Beckerman points to the financial services industry as a case study that shows how disruptive technology can reshape the labor market without eradicating it.
“Fears of job losses are real, and people should be concerned,” he says. “But tech is going to also create jobs, empower those who embrace it, and clearly separate the field into winners and laggards. If you look at a company like Goldman Sachs that has aggressively embraced tech, it is a perfect example of what the CRE sector can anticipate - large-scale job losses of traders, bankers, and brokers and massive hiring of engineers and people that can understand what all of their new data pools mean for clients. For Goldman, the ranks of investment bankers might have been cut, but those that are using data to advise clients are making more than ever before.”
Isaacs points to his experience building a new model for valuation, one that combined engineering teams with those focused on traditional methods of appraisal. “Our [product, design, and tech] team exists to alleviate pain points for our appraisers and to increase their efficiency,” he says. “Having our appraisers work under the same roof as the people building the software for them [produces] an extremely tight feedback loop, which allows us to iterate on the software much faster than most tech companies.”
Get in Position for Future Success
According to a Harvard Business Review survey of 672 business and tech leaders, those working with pioneering companies - those that readily harnessed new technology - were also more likely to grow in comparison to companies hesitant to embrace innovation.
This association, Isaacs says, is apparent in real estate. “I think a lot of CRE professionals can be hesitant to adopt technology or work with tech-enabled vendors because it's new and different,” Isaacs says. “But the truth is, if technology is implemented properly, it makes everyone's lives so much better. … New technology may seem scary, but adoption is a surefire way to get ahead.”
Being on the cutting edge of innovation sounds like great advice, but how, exactly, do you learn what the next big thing is before it's overtaking the industry? “Change your mind from fearing it to embracing it,” Beckerman says. “It's not an age thing. It's not a segment thing. It's going to impact everyone at every level in every job function. Those who embrace it early will emerge in the power position as tech gains more adoption.

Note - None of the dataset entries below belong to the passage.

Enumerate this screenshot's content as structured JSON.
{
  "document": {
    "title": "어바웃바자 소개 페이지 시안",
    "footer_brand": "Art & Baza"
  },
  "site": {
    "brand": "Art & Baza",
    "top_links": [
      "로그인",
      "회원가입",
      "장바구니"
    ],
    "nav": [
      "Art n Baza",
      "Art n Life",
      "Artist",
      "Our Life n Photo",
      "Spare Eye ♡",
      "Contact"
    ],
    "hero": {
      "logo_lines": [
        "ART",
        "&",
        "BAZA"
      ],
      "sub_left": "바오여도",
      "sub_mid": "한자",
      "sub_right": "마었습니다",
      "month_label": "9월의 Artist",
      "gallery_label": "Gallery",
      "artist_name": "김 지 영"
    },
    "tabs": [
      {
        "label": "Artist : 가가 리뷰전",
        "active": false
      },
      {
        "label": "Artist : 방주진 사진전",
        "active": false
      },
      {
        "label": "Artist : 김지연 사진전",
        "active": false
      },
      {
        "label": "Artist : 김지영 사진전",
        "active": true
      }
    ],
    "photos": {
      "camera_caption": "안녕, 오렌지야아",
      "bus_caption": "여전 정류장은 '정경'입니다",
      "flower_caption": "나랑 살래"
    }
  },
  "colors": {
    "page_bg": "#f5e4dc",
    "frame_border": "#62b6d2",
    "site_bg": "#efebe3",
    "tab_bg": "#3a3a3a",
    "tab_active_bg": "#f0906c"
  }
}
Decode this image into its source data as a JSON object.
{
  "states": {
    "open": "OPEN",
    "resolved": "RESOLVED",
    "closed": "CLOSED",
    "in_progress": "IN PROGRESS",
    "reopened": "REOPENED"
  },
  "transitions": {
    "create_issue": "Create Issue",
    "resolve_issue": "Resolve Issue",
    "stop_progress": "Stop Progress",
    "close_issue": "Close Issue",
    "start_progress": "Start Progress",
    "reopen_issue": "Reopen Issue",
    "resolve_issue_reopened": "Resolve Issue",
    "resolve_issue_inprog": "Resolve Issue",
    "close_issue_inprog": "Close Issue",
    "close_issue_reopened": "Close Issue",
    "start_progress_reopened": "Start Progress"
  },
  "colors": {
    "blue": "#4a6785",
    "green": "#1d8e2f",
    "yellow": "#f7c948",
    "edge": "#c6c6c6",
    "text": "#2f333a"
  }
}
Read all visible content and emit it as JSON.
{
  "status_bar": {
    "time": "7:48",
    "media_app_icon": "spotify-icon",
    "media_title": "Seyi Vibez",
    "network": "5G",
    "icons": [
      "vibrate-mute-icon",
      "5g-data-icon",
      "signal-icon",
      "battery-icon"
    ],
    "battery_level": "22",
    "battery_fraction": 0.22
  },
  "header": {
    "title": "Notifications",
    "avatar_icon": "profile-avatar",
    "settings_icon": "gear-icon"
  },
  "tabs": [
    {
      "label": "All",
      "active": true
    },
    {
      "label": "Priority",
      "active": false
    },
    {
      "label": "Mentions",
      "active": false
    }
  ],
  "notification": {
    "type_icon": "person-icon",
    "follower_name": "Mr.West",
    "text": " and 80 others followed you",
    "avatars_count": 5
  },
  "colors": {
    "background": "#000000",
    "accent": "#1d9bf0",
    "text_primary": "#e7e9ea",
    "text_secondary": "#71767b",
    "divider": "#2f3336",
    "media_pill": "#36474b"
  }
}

“Go to a conference. Reach out to some startups and ask for demos. Talk to peers who are embracing tech. It's a straightforward and simple process - and if a 55-year-old like me can do, trust me, anyone can!”